Thursday, November 12, 2009

Good Morning, again. How is everyone out there? We are fine here. We saw some moderately heavy frost on the rooftops this morning. But the sun is shining and the temps are expected to be in the high 50s--not bad for November. We still haven't had a hard frost in our area. Nothing much planned today--just another round of house cleaning. I have another three sets of shelves to get straightened out and we need to clean the fish tank. I will have two grocery bags of books for the library and I found two books I had been looking for--for a long time. I thought I might have given them away by mistake or lost them in moving. Once upon a time I could visualize any book I had and walk right to it--that when I had triple the number of books I have now. I can't do that any more. Damn!!!

Oh, well. On to other things. I came across this article at MSNBC. What it lays out shouldn't surprise anyone who has followed big Pharma over the years. The thing that really concerns me is the fact that the FDA relies on the studies done by the pharmaceutical companies when they decide that drugs are safe enough and effective enough to market. But for years those companies have proven that their profits are much more important than the public's health and safety. Yet we (our government, that is) continue to rely on them to provide truthful and accurate information. Why do we keep expecting these leopards to change their spots?

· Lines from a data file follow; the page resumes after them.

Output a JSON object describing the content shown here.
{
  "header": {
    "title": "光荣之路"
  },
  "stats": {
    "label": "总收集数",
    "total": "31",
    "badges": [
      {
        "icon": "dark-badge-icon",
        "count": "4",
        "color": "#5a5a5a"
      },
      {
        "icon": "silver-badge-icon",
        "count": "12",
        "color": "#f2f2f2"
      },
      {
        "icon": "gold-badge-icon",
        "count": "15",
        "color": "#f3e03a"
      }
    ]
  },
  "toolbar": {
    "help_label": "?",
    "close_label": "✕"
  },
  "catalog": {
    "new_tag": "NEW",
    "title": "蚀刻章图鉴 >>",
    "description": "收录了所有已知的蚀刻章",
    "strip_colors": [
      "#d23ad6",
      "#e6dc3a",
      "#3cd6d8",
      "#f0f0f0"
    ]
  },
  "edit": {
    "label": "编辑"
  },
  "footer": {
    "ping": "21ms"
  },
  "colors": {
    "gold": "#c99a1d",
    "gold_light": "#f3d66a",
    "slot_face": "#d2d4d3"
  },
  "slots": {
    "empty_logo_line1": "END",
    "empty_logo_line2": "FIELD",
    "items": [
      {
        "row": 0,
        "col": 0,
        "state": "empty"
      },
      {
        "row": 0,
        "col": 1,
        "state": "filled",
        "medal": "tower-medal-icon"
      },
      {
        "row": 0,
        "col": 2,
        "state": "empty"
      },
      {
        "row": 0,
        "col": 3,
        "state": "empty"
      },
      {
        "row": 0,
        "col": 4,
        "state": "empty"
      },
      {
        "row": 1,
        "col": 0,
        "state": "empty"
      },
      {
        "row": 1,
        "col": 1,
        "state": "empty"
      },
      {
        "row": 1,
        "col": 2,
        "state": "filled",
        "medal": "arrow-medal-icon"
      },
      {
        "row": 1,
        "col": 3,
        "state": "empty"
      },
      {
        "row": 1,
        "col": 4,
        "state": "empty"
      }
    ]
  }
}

I am so glad to see that someone is finally questioning, seriously, our presence in Afghanistan. Perhaps I should clarify that. Someone is finally asking what the hell our aims there are. We have lost more lives in Afghanistan and Iraq than we did on 9/11 and spent (squandered, really) more money than was lost in the economy from the reactions to 9/11--and for what?? Those who think we are safer have a very low bar for judging our safety, in my opinion. We have managed to alienate most of those who were sympathetic after the event and even made our staunchest allies question our collective sanity. I have thought for some time that we should have gone in with the limited aim of decapitating both the Taliban and al Qaeda and then leaving them to clean up the mess. And we should never have gone into Iraq. Maybe others are coming around to similar positions.

This whole issue of a commission to deal with Medicare/Medicaid/Social Security annoys me as anyone who has read previous posts knows. I call it the height of cowardice. And I really hate the notion that programs I have paid into all my working life and have been repeatedly assured would be there when I came of age to draw on them are in the hands of these dastardly cowards. And I am even more pissed off at the maneuvering involved--attaching an unpalatable provision to a 'must have' piece of legislation--that is extreme cowardice combined with a very nasty slyness. I have read of a number of people who think Social Security is merely a government run ponzi scheme worthy of a Madoff. However, Madoff's victims (those who were really victims) had a choice we don't have with regard to putting money into the scheme--THEY could have rejected the scheme and not invested. Nobody can refuse to pay the taxes supporting Social Security. This whole commission idea is nothing more than a craven means of theft and the thieves are those we have elected.

If anyone really thinks the 'Great Recession' is really on the mend they should read this and think about the implications. California has, of course, been in the media spotlight with its budgetary problems and political gridlock. But the report cited in this article mentions 10 states with one-third of the nation's population and economic output as being in very fragile economic condition. Just because the Dow is looking good now doesn't mean the recession is over and just because we see a point or two uptick in economic activity or a point or two less in foreclosures doesn't mean that the economy is really recovering--not for most of us.

Maureen Dowd has an excellent opinion piece in the New York Times that totally skewers the big banks who are on schedule to pay out bonuses that are larger than those that generated a public howl last year. If there has been a howl this year it hasn't gotten all that much coverage in the mainstream media. I have only seen a few bare bones mention on the national news shows. CNBC has had a running debate this week on the bonuses but with the usual positions already staked out--on the one hand those who think that government should stay out of setting compensation of any sort and that the banks need to pay their top talent exorbitantly to keep them while on the other the heads point out that most of those banks are still 'owned' by the taxpayers who bailed them out last fall and winter. Owners are supposed to have the right to set compensation rules. And as she also points out the originators of the Protestant Work Ethic would join with Adam Smith to express outrage at what is being done in their names. God's Work?? Not unless you believe in a totally perverse god!!


Looking to the Stars said...

Hi kiddo, been off my blog. Have been busy with our engineering company and my little doll store.

The older I get the more my memory fails. Its my short term memory, my long term memory is fine. I know there is an art to getting older I just haven't achieved it :)

Take care

Kay Dennison said...

Excellent post!!!!! Your logic and observations on this are excellent.

I'm so tired of all this, I can't even muster outrage. And I don't think I'm alone in this.